Exercise prompt →
Nothing but the records, repeated exactly, should form the response.

------ Supplied material ------

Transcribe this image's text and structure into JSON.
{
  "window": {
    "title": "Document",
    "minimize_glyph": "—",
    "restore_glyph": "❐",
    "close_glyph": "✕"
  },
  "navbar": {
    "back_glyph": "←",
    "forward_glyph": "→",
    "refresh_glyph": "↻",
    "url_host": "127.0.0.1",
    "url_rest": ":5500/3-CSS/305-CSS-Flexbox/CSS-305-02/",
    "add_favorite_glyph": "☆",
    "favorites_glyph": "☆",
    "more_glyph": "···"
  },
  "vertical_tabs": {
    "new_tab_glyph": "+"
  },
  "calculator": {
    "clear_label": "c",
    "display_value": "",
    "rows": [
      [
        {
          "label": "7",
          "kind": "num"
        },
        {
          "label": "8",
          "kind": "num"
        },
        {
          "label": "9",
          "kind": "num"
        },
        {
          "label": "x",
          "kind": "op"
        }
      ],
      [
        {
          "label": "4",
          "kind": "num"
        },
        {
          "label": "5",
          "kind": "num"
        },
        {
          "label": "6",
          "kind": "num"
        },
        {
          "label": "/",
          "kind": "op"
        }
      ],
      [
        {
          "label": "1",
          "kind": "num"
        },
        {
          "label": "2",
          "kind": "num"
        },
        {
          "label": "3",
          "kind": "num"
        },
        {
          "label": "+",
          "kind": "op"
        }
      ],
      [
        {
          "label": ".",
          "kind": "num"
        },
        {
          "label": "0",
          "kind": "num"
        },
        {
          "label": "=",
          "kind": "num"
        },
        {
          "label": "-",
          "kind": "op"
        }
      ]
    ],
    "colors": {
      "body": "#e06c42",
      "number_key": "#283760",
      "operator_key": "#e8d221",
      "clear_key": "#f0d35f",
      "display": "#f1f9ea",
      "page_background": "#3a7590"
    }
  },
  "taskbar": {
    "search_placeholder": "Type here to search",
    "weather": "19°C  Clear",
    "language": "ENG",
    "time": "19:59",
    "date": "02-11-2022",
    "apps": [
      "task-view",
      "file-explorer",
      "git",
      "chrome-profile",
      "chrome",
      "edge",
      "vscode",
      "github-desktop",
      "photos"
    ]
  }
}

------

Task result →
Transcribe this image's text and structure into JSON.
{
  "window": {
    "title": "Document",
    "minimize_glyph": "—",
    "restore_glyph": "❐",
    "close_glyph": "✕"
  },
  "navbar": {
    "back_glyph": "←",
    "forward_glyph": "→",
    "refresh_glyph": "↻",
    "url_host": "127.0.0.1",
    "url_rest": ":5500/3-CSS/305-CSS-Flexbox/CSS-305-02/",
    "add_favorite_glyph": "☆",
    "favorites_glyph": "☆",
    "more_glyph": "···"
  },
  "vertical_tabs": {
    "new_tab_glyph": "+"
  },
  "calculator": {
    "clear_label": "c",
    "display_value": "",
    "rows": [
      [
        {
          "label": "7",
          "kind": "num"
        },
        {
          "label": "8",
          "kind": "num"
        },
        {
          "label": "9",
          "kind": "num"
        },
        {
          "label": "x",
          "kind": "op"
        }
      ],
      [
        {
          "label": "4",
          "kind": "num"
        },
        {
          "label": "5",
          "kind": "num"
        },
        {
          "label": "6",
          "kind": "num"
        },
        {
          "label": "/",
          "kind": "op"
        }
      ],
      [
        {
          "label": "1",
          "kind": "num"
        },
        {
          "label": "2",
          "kind": "num"
        },
        {
          "label": "3",
          "kind": "num"
        },
        {
          "label": "+",
          "kind": "op"
        }
      ],
      [
        {
          "label": ".",
          "kind": "num"
        },
        {
          "label": "0",
          "kind": "num"
        },
        {
          "label": "=",
          "kind": "num"
        },
        {
          "label": "-",
          "kind": "op"
        }
      ]
    ],
    "colors": {
      "body": "#e06c42",
      "number_key": "#283760",
      "operator_key": "#e8d221",
      "clear_key": "#f0d35f",
      "display": "#f1f9ea",
      "page_background": "#3a7590"
    }
  },
  "taskbar": {
    "search_placeholder": "Type here to search",
    "weather": "19°C  Clear",
    "language": "ENG",
    "time": "19:59",
    "date": "02-11-2022",
    "apps": [
      "task-view",
      "file-explorer",
      "git",
      "chrome-profile",
      "chrome",
      "edge",
      "vscode",
      "github-desktop",
      "photos"
    ]
  }
}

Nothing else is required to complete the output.